This kind of hearsay is key to understanding the early days of Hollywood, according to film historian Richard Schickel, author of biographies of early cinema legends D.W. Griffith and Douglas Fairbanks.
"You're going to get in more trouble doing a movie about John Nash than doing William Randolph Hearst," he says. "I read and reviewed Nasaw's biography of Hearst, and it would have been entirely out of Hearst's character to do anything violent. But I think the important thing about Hollywood history is that it's very much an oral history. It's not a written-down history.
"The documentation that would satisfy a historian of say, the Civil War, simply isn't present. It was such a fly-by-night operation in those days that people will concede, 'who can really know what happened?' Besides, there's something about real frogs in imaginary gardens that's kind of mythic and entertaining."
It's the mythmakers involved who have kept the story of the Oneida alive for 78 years. In 1981, Patte Barham, daughter of Hearst-employed publisher Frank Barham, did her own investigation in Los Angeles Magazine, despite her father's stern disapproval. In 1996, Patricia Hearst wrote her novel "Murder at San Simeon," retelling the story of Ince's death aboard her grandfather's yacht. Two of Ince's cousins appeared on an "E! Mysteries and Scandals" episode about the incident, supporting the foul play theory, although Ince's granddaughter, Nancy Ince Probert, vehemently denies it.

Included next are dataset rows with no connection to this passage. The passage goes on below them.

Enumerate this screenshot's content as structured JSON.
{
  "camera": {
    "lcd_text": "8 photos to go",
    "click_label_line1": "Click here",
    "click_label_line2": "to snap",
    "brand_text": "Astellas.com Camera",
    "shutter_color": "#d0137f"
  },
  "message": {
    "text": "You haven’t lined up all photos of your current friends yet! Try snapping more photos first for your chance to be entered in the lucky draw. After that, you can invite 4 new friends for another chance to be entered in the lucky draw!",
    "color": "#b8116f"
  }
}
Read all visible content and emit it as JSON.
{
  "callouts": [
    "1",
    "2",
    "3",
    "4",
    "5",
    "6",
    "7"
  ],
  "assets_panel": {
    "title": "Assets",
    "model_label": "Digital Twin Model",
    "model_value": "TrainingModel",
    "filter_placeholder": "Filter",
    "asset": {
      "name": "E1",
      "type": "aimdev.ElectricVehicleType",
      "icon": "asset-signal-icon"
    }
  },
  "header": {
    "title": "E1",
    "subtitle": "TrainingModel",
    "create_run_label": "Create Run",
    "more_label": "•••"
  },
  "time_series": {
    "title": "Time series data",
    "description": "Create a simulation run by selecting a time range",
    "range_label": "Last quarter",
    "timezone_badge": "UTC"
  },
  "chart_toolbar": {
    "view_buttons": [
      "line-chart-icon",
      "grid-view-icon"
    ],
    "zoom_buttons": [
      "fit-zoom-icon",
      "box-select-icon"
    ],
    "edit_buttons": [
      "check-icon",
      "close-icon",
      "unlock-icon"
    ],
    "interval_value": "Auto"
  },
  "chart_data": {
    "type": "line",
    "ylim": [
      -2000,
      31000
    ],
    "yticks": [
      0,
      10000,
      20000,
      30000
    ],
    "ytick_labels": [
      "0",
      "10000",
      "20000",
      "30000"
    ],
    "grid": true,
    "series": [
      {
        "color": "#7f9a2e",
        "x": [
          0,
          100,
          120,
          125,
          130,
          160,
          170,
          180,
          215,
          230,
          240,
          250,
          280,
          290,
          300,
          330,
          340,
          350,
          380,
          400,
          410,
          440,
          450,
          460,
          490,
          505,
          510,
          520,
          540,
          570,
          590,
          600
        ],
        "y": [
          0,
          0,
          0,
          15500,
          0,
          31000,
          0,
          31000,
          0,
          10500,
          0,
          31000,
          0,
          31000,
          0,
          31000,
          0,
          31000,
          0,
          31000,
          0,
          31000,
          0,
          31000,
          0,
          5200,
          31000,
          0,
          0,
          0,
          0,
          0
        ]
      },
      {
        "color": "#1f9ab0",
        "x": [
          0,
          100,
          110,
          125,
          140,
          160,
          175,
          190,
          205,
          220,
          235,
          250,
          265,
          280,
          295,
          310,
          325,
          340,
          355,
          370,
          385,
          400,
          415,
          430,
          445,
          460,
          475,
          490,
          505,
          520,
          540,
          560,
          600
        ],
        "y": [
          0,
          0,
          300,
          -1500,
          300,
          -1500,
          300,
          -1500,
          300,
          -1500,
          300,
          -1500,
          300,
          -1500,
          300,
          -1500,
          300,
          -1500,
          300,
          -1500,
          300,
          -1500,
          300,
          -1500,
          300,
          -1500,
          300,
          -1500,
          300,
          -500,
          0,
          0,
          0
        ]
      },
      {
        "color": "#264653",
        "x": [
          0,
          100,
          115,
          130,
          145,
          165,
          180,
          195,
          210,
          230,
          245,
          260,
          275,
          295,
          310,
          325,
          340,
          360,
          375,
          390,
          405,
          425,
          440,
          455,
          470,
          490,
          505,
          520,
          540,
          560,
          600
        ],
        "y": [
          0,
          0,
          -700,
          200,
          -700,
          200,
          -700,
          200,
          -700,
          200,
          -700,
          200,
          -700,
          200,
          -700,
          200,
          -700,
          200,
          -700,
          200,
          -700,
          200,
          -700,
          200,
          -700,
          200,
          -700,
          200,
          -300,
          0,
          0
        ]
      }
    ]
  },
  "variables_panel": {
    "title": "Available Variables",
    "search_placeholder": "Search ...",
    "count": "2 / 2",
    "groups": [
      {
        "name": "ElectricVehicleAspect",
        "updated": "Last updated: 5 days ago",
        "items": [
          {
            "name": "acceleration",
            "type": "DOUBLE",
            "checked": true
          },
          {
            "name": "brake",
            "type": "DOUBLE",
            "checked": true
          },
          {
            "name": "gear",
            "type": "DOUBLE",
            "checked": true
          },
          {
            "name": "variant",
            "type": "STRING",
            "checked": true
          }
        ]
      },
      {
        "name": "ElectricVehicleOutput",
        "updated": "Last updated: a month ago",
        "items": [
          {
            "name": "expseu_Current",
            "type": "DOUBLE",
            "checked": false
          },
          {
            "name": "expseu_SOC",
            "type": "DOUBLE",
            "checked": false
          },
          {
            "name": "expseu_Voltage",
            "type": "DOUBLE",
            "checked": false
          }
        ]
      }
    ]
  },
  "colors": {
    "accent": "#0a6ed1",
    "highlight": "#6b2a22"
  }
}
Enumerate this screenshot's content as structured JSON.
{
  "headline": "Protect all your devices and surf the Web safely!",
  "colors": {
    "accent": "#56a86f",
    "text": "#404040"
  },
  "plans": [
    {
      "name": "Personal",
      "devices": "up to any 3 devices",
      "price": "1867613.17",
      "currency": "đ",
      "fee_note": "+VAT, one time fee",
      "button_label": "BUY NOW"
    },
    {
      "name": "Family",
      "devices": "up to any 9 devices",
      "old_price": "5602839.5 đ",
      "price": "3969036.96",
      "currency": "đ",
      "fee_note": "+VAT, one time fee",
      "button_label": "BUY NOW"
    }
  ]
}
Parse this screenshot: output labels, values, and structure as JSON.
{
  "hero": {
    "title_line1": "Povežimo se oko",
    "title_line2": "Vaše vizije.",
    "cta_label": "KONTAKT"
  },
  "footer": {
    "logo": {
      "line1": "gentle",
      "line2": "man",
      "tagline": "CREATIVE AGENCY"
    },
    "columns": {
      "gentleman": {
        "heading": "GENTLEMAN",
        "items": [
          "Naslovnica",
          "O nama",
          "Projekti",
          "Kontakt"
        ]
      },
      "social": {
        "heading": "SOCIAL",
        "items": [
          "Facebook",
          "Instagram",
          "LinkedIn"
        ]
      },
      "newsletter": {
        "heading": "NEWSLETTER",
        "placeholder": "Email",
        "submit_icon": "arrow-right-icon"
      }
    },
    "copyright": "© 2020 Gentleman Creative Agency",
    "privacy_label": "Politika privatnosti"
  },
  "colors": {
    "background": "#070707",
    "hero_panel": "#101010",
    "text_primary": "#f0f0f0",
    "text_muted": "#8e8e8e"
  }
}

Peros hopes the continuing controversy will entice curious audiences to "The Cat's Meow" the same way the legend attracted him. "To me, it was just a story that was always going to cause a lot of debate," says Peros. "There's no smoking gun, just the smell of smoke in every room."